START Supplied information
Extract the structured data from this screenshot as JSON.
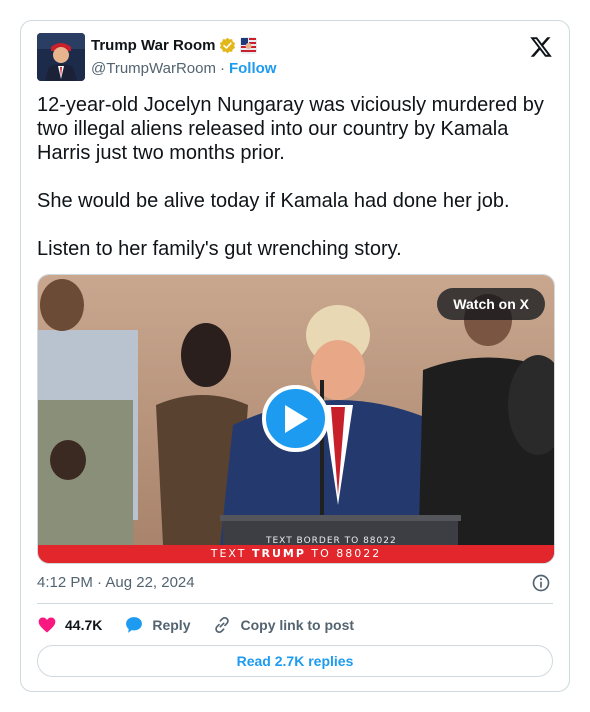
{
  "author": {
    "name": "Trump War Room",
    "handle": "@TrumpWarRoom",
    "separator": "·",
    "follow_label": "Follow",
    "avatar_icon": "profile-photo",
    "verified_icon": "verified-gold-badge",
    "affiliate_icon": "affiliate-flag-badge"
  },
  "tweet": {
    "paragraphs": [
      "12-year-old Jocelyn Nungaray was viciously murdered by two illegal aliens released into our country by Kamala Harris just two months prior.",
      "She would be alive today if Kamala had done her job.",
      "Listen to her family's gut wrenching story."
    ]
  },
  "media": {
    "watch_label": "Watch on X",
    "banner_prefix": "TEXT ",
    "banner_bold": "TRUMP",
    "banner_suffix": " TO 88022",
    "podium_text": "TEXT BORDER TO 88022",
    "play_icon": "play-icon"
  },
  "meta": {
    "timestamp": "4:12 PM · Aug 22, 2024",
    "info_icon": "info-icon"
  },
  "actions": {
    "likes": "44.7K",
    "reply_label": "Reply",
    "copy_label": "Copy link to post"
  },
  "replies_button": "Read 2.7K replies",
  "colors": {
    "accent": "#1d9bf0",
    "like": "#f91880",
    "banner": "#e2262b",
    "text": "#0f1419",
    "secondary": "#536471",
    "border": "#cfd9de"
  }
}
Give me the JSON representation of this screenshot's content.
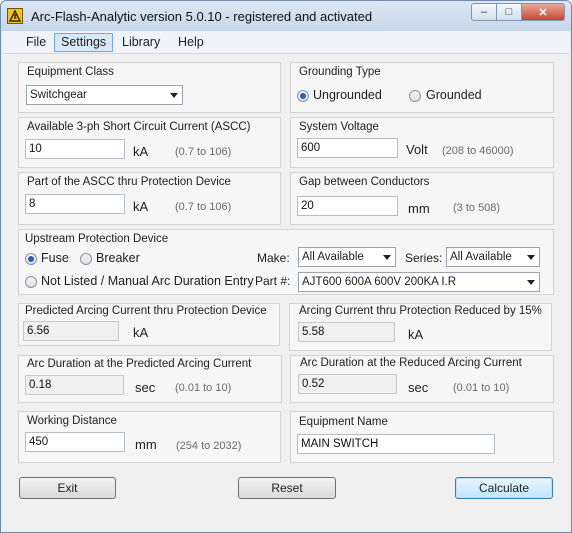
{
  "window": {
    "title": "Arc-Flash-Analytic version 5.0.10 - registered and activated",
    "controls": {
      "minimize": "–",
      "maximize": "□",
      "close": "✕"
    }
  },
  "menu": [
    "File",
    "Settings",
    "Library",
    "Help"
  ],
  "equipment_class": {
    "label": "Equipment Class",
    "value": "Switchgear"
  },
  "grounding": {
    "label": "Grounding Type",
    "options": [
      "Ungrounded",
      "Grounded"
    ],
    "selected": "Ungrounded"
  },
  "ascc": {
    "label": "Available 3-ph Short Circuit Current (ASCC)",
    "value": "10",
    "unit": "kA",
    "range": "(0.7 to 106)"
  },
  "voltage": {
    "label": "System Voltage",
    "value": "600",
    "unit": "Volt",
    "range": "(208 to 46000)"
  },
  "ascc_part": {
    "label": "Part of the ASCC thru Protection Device",
    "value": "8",
    "unit": "kA",
    "range": "(0.7 to 106)"
  },
  "gap": {
    "label": "Gap between Conductors",
    "value": "20",
    "unit": "mm",
    "range": "(3 to 508)"
  },
  "upstream": {
    "label": "Upstream Protection Device",
    "options": [
      "Fuse",
      "Breaker",
      "Not Listed / Manual Arc Duration Entry"
    ],
    "selected": "Fuse",
    "make_label": "Make:",
    "make_value": "All Available",
    "series_label": "Series:",
    "series_value": "All Available",
    "part_label": "Part #:",
    "part_value": "AJT600 600A 600V 200KA I.R"
  },
  "arcing_current": {
    "label": "Predicted Arcing Current thru Protection Device",
    "value": "6.56",
    "unit": "kA"
  },
  "arcing_reduced": {
    "label": "Arcing Current thru Protection Reduced by 15%",
    "value": "5.58",
    "unit": "kA"
  },
  "arc_duration": {
    "label": "Arc Duration at the Predicted Arcing Current",
    "value": "0.18",
    "unit": "sec",
    "range": "(0.01 to 10)"
  },
  "arc_duration_reduced": {
    "label": "Arc Duration at the Reduced Arcing Current",
    "value": "0.52",
    "unit": "sec",
    "range": "(0.01 to 10)"
  },
  "working_distance": {
    "label": "Working Distance",
    "value": "450",
    "unit": "mm",
    "range": "(254 to 2032)"
  },
  "equipment_name": {
    "label": "Equipment Name",
    "value": "MAIN SWITCH"
  },
  "buttons": {
    "exit": "Exit",
    "reset": "Reset",
    "calculate": "Calculate"
  }
}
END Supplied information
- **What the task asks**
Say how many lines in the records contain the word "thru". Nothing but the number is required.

- **Your solution**
3